# Work instructions
Find the string "hotkey" in the listing below and return each line it appears in.

# Provided data

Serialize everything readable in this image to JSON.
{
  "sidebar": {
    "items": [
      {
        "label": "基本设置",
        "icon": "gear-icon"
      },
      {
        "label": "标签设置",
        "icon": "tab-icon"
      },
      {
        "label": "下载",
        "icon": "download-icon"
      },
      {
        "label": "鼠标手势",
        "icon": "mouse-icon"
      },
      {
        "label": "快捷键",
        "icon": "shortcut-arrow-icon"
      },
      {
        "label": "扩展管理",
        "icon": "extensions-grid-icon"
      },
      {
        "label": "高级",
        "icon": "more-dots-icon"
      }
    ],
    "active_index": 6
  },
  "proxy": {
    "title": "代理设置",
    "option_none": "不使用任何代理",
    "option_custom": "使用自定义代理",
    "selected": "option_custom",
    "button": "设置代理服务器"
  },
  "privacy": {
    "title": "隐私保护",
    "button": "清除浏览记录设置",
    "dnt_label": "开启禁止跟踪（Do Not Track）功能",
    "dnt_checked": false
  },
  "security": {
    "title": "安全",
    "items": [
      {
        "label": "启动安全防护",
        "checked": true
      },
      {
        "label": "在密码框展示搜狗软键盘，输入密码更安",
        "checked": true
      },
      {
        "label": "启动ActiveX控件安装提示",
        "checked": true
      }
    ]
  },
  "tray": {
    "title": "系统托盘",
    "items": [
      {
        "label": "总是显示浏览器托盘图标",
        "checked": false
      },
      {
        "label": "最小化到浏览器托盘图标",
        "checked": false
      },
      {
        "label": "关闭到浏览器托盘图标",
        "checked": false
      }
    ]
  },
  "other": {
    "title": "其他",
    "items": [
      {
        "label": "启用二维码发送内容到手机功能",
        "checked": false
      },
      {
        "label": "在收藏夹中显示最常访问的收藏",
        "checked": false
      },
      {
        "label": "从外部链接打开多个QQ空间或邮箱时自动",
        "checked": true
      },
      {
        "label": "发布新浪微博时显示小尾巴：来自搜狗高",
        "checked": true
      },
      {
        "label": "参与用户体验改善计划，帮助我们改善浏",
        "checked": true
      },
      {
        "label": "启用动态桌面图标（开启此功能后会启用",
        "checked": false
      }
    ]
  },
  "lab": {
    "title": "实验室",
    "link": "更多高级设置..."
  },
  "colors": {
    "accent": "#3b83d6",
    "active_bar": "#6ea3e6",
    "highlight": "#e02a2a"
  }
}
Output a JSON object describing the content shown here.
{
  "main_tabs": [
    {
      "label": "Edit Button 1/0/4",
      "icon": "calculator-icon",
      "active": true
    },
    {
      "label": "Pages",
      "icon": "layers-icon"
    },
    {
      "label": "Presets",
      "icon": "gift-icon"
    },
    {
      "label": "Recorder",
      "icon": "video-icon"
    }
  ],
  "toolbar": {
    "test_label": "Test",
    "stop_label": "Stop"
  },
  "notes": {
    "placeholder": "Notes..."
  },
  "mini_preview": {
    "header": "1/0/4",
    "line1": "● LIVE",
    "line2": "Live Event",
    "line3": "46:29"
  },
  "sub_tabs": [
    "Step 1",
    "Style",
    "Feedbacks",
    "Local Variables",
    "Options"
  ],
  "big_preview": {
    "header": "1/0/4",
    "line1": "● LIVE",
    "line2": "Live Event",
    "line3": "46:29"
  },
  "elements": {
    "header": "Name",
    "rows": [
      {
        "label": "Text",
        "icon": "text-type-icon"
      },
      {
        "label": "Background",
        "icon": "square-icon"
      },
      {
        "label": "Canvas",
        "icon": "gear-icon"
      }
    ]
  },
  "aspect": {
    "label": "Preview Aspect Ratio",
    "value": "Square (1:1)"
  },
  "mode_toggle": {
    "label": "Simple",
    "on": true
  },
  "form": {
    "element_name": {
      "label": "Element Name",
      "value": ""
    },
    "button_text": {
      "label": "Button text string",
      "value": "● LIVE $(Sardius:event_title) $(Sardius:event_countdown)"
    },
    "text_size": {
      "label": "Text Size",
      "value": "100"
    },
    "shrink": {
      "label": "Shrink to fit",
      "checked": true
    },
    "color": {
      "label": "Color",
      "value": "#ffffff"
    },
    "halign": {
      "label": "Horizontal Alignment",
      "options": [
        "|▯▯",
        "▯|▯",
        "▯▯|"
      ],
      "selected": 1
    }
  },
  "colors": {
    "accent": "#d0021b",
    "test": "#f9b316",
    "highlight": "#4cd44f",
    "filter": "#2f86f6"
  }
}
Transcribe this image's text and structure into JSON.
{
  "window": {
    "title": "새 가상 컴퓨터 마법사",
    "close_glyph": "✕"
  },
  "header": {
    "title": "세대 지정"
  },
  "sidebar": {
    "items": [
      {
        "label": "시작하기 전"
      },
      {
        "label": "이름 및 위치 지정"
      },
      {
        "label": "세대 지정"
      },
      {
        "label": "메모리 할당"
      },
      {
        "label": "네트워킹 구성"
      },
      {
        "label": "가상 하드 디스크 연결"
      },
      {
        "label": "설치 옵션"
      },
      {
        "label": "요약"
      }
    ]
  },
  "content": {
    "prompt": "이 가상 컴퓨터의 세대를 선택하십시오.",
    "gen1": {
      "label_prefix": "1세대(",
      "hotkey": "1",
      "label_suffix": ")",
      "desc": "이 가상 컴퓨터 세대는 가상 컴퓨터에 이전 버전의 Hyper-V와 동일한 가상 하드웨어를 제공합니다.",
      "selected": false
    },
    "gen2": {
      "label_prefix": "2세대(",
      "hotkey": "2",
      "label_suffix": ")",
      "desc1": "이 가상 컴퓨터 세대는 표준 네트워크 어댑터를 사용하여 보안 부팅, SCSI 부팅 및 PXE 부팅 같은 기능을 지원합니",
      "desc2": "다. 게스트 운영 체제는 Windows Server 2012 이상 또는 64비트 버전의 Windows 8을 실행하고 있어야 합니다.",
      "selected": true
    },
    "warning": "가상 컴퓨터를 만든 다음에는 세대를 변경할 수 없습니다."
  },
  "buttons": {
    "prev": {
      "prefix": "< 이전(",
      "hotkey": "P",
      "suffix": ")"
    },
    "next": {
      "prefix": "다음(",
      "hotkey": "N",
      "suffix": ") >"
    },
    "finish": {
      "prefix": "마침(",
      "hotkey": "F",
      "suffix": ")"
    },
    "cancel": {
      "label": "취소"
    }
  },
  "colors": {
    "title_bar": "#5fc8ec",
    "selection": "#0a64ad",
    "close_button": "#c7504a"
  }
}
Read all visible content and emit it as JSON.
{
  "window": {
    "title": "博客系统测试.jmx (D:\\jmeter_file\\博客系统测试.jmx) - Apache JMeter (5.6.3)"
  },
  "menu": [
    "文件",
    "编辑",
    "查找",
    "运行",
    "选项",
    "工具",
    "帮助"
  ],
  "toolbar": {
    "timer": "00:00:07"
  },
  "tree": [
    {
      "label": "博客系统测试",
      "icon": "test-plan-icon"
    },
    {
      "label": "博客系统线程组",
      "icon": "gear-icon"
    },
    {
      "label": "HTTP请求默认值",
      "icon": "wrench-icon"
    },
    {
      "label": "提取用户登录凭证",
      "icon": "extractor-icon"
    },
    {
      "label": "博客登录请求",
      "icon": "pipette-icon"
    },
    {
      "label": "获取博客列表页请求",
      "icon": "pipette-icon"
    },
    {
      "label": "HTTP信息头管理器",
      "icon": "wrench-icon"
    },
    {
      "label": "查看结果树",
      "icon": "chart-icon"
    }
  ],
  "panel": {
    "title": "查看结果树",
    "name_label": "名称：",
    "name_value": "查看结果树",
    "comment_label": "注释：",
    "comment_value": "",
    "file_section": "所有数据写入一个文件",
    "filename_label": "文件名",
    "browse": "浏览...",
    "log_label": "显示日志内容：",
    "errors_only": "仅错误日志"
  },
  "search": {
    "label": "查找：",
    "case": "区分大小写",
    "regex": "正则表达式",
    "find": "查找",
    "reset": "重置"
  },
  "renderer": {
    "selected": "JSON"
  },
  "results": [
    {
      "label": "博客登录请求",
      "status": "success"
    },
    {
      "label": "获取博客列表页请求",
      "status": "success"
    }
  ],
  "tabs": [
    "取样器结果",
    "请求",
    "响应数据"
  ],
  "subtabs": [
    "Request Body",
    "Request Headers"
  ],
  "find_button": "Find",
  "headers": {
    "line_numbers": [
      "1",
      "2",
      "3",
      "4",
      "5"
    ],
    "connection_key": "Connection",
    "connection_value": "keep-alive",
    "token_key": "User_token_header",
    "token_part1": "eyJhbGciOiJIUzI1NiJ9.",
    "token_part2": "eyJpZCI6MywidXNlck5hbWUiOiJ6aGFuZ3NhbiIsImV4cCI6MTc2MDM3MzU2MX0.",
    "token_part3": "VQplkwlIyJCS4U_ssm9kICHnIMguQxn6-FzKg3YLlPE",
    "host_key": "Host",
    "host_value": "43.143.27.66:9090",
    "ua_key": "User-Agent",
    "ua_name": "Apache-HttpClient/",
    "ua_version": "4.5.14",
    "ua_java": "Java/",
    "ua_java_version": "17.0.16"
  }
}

# Written response
      "hotkey": "1",
      "hotkey": "2",
      "hotkey": "P",
      "hotkey": "N",
      "hotkey": "F",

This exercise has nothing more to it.